====== Study material ======

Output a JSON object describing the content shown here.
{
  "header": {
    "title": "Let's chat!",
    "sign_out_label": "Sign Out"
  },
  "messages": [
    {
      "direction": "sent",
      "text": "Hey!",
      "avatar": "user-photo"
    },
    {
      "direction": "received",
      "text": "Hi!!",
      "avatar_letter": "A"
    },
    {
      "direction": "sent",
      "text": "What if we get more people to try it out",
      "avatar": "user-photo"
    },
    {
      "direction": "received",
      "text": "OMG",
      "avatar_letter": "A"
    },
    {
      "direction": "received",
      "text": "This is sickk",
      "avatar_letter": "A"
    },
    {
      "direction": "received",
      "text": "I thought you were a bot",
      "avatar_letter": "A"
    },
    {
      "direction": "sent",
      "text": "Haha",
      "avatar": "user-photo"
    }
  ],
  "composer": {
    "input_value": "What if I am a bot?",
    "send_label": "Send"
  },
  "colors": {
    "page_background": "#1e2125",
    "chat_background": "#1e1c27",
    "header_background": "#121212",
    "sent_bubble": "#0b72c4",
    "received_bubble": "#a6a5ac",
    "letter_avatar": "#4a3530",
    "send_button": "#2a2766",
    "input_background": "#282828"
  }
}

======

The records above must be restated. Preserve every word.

Output a JSON object describing the content shown here.
{
  "header": {
    "title": "Let's chat!",
    "sign_out_label": "Sign Out"
  },
  "messages": [
    {
      "direction": "sent",
      "text": "Hey!",
      "avatar": "user-photo"
    },
    {
      "direction": "received",
      "text": "Hi!!",
      "avatar_letter": "A"
    },
    {
      "direction": "sent",
      "text": "What if we get more people to try it out",
      "avatar": "user-photo"
    },
    {
      "direction": "received",
      "text": "OMG",
      "avatar_letter": "A"
    },
    {
      "direction": "received",
      "text": "This is sickk",
      "avatar_letter": "A"
    },
    {
      "direction": "received",
      "text": "I thought you were a bot",
      "avatar_letter": "A"
    },
    {
      "direction": "sent",
      "text": "Haha",
      "avatar": "user-photo"
    }
  ],
  "composer": {
    "input_value": "What if I am a bot?",
    "send_label": "Send"
  },
  "colors": {
    "page_background": "#1e2125",
    "chat_background": "#1e1c27",
    "header_background": "#121212",
    "sent_bubble": "#0b72c4",
    "received_bubble": "#a6a5ac",
    "letter_avatar": "#4a3530",
    "send_button": "#2a2766",
    "input_background": "#282828"
  }
}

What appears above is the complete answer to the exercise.